* _What is expected_: Show, from the records below, all lines that contain the word "Shop".

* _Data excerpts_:
═══

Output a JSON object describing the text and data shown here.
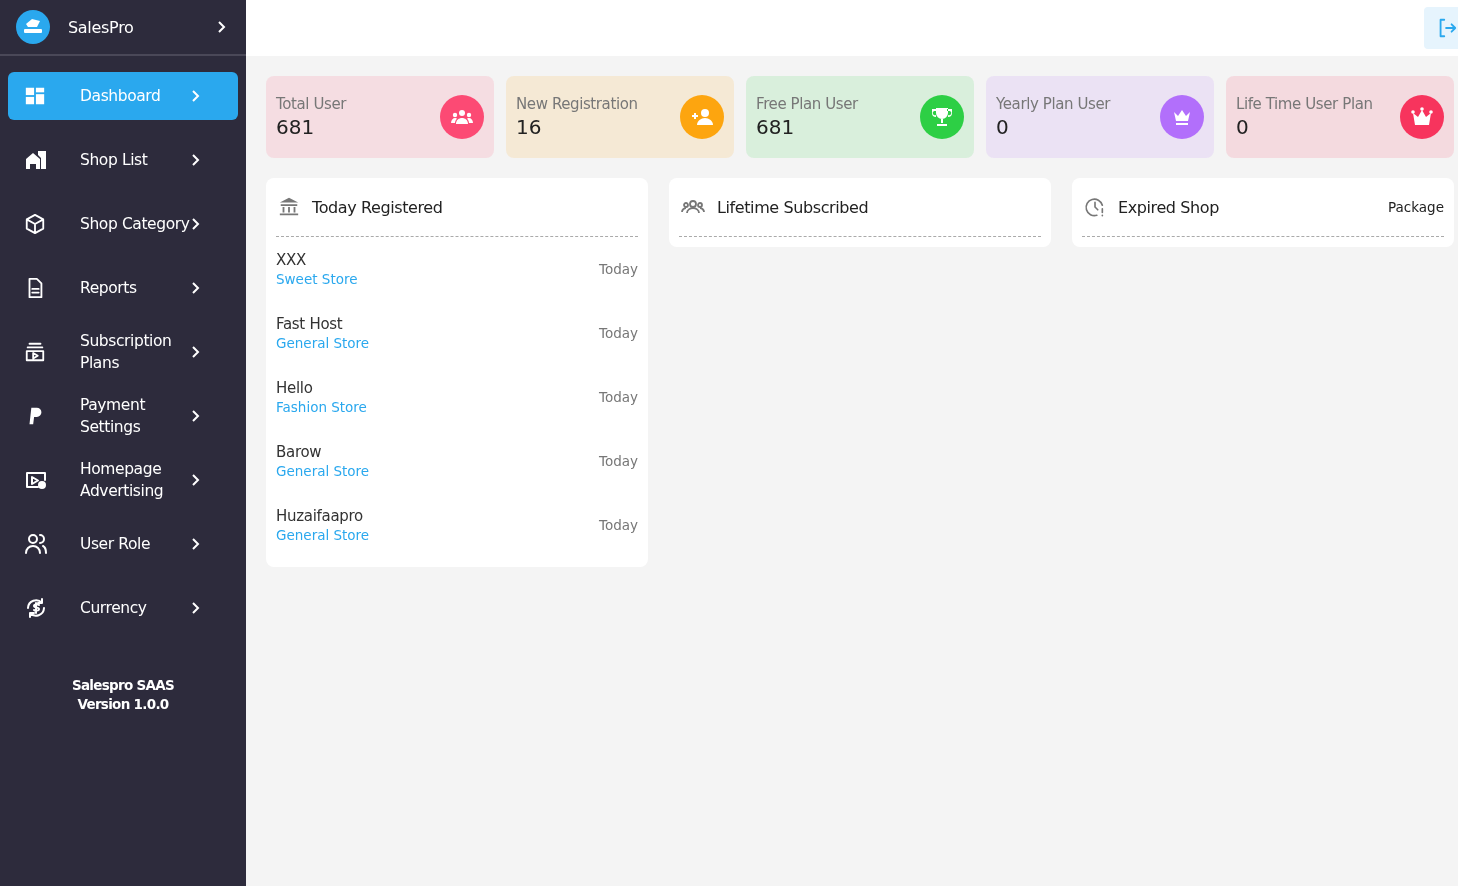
{
  "brand": {
    "name": "SalesPro"
  },
  "nav": [
    {
      "label": "Dashboard",
      "selected": true
    },
    {
      "label": "Shop List",
      "selected": false
    },
    {
      "label": "Shop Category",
      "selected": false
    },
    {
      "label": "Reports",
      "selected": false
    },
    {
      "label": "Subscription Plans",
      "selected": false
    },
    {
      "label": "Payment Settings",
      "selected": false
    },
    {
      "label": "Homepage Advertising",
      "selected": false
    },
    {
      "label": "User Role",
      "selected": false
    },
    {
      "label": "Currency",
      "selected": false
    }
  ],
  "footer": {
    "product": "Salespro SAAS",
    "version": "Version 1.0.0"
  },
  "stats": [
    {
      "label": "Total User",
      "value": "681",
      "color": "#fc4a74"
    },
    {
      "label": "New Registration",
      "value": "16",
      "color": "#fda50f"
    },
    {
      "label": "Free Plan User",
      "value": "681",
      "color": "#2dcf45"
    },
    {
      "label": "Yearly Plan User",
      "value": "0",
      "color": "#b26ffb"
    },
    {
      "label": "Life Time User Plan",
      "value": "0",
      "color": "#f7345d"
    }
  ],
  "panels": [
    {
      "title": "Today Registered",
      "rows": [
        {
          "name": "XXX",
          "category": "Sweet Store",
          "date": "Today"
        },
        {
          "name": "Fast Host",
          "category": "General Store",
          "date": "Today"
        },
        {
          "name": "Hello",
          "category": "Fashion Store",
          "date": "Today"
        },
        {
          "name": "Barow",
          "category": "General Store",
          "date": "Today"
        },
        {
          "name": "Huzaifaapro",
          "category": "General Store",
          "date": "Today"
        }
      ]
    },
    {
      "title": "Lifetime Subscribed"
    },
    {
      "title": "Expired Shop",
      "aside": "Package"
    }
  ]
}
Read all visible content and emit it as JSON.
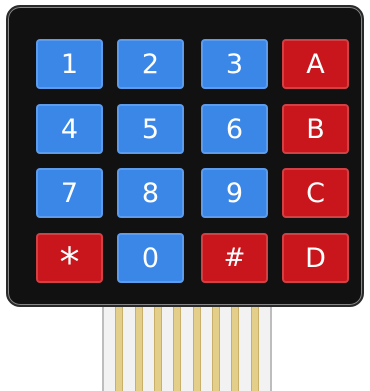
{
  "keypad": {
    "rows": [
      [
        {
          "label": "1",
          "color": "#3a87e8"
        },
        {
          "label": "2",
          "color": "#3a87e8"
        },
        {
          "label": "3",
          "color": "#3a87e8"
        },
        {
          "label": "A",
          "color": "#c9161c"
        }
      ],
      [
        {
          "label": "4",
          "color": "#3a87e8"
        },
        {
          "label": "5",
          "color": "#3a87e8"
        },
        {
          "label": "6",
          "color": "#3a87e8"
        },
        {
          "label": "B",
          "color": "#c9161c"
        }
      ],
      [
        {
          "label": "7",
          "color": "#3a87e8"
        },
        {
          "label": "8",
          "color": "#3a87e8"
        },
        {
          "label": "9",
          "color": "#3a87e8"
        },
        {
          "label": "C",
          "color": "#c9161c"
        }
      ],
      [
        {
          "label": "*",
          "color": "#c9161c"
        },
        {
          "label": "0",
          "color": "#3a87e8"
        },
        {
          "label": "#",
          "color": "#c9161c"
        },
        {
          "label": "D",
          "color": "#c9161c"
        }
      ]
    ],
    "body_color": "#111111",
    "ribbon_color": "#f2f2f2",
    "pin_color": "#e3cf8a",
    "pin_count": 8
  }
}
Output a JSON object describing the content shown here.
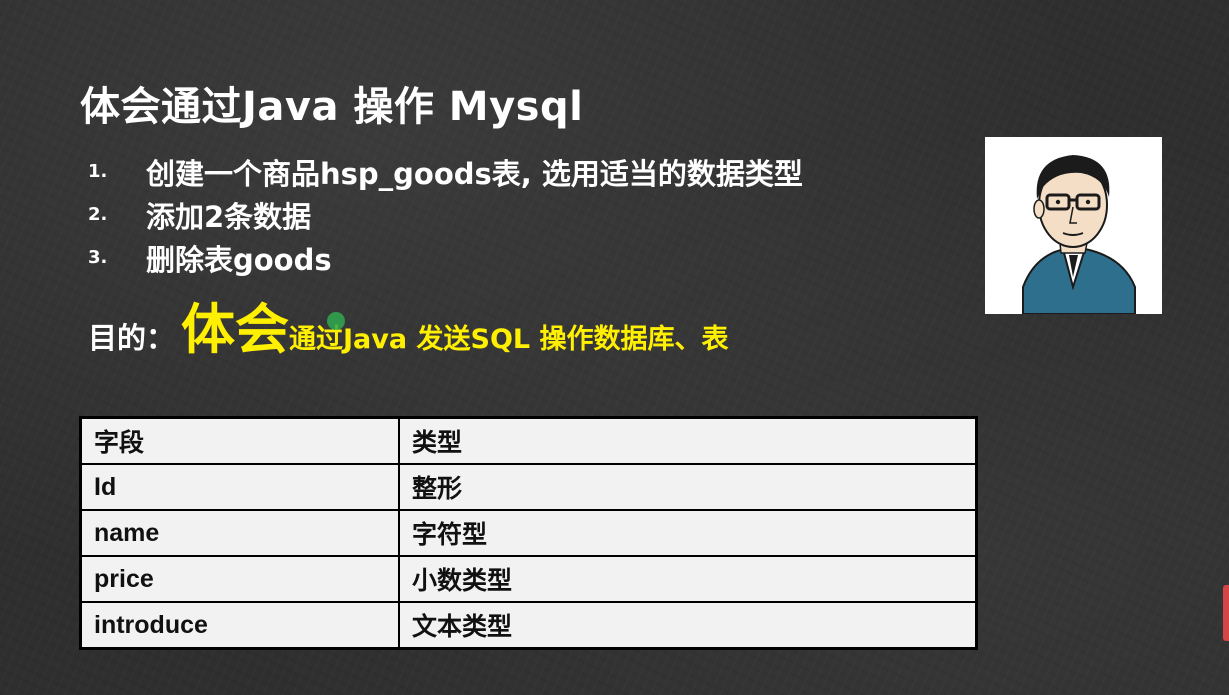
{
  "slide": {
    "title": "体会通过Java 操作 Mysql",
    "tasks": [
      {
        "num": "1.",
        "text": "创建一个商品hsp_goods表, 选用适当的数据类型"
      },
      {
        "num": "2.",
        "text": "添加2条数据"
      },
      {
        "num": "3.",
        "text": "删除表goods"
      }
    ],
    "purpose": {
      "label": "目的：",
      "emphasis": "体会",
      "rest": "通过Java 发送SQL 操作数据库、表"
    },
    "table": {
      "headers": [
        "字段",
        "类型"
      ],
      "rows": [
        [
          "Id",
          "整形"
        ],
        [
          "name",
          "字符型"
        ],
        [
          "price",
          "小数类型"
        ],
        [
          "introduce",
          "文本类型"
        ]
      ]
    }
  },
  "colors": {
    "background": "#2f2f2f",
    "title_text": "#ffffff",
    "purpose_highlight": "#ffef00",
    "table_background": "#f2f2f2",
    "table_border": "#000000"
  },
  "icons": {
    "avatar": "presenter-portrait-illustration",
    "cursor": "green-cursor-dot"
  }
}
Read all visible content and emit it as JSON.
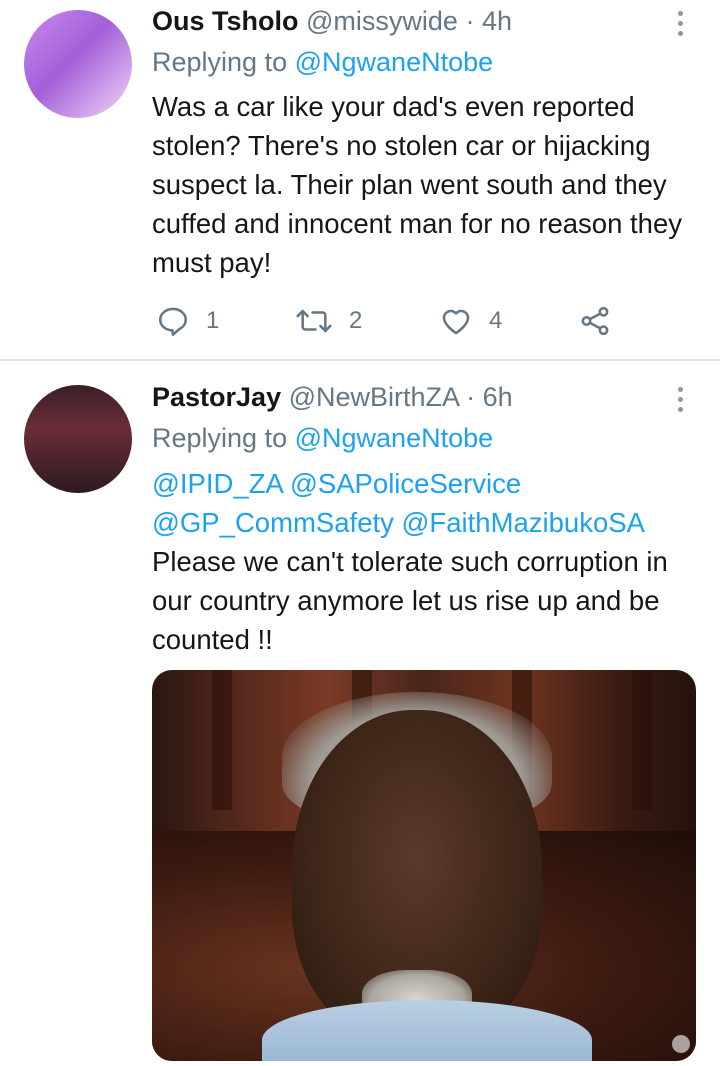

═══

* _Response_:
      "label": "Shop List",
      "label": "Shop Category",
      "title": "Expired Shop",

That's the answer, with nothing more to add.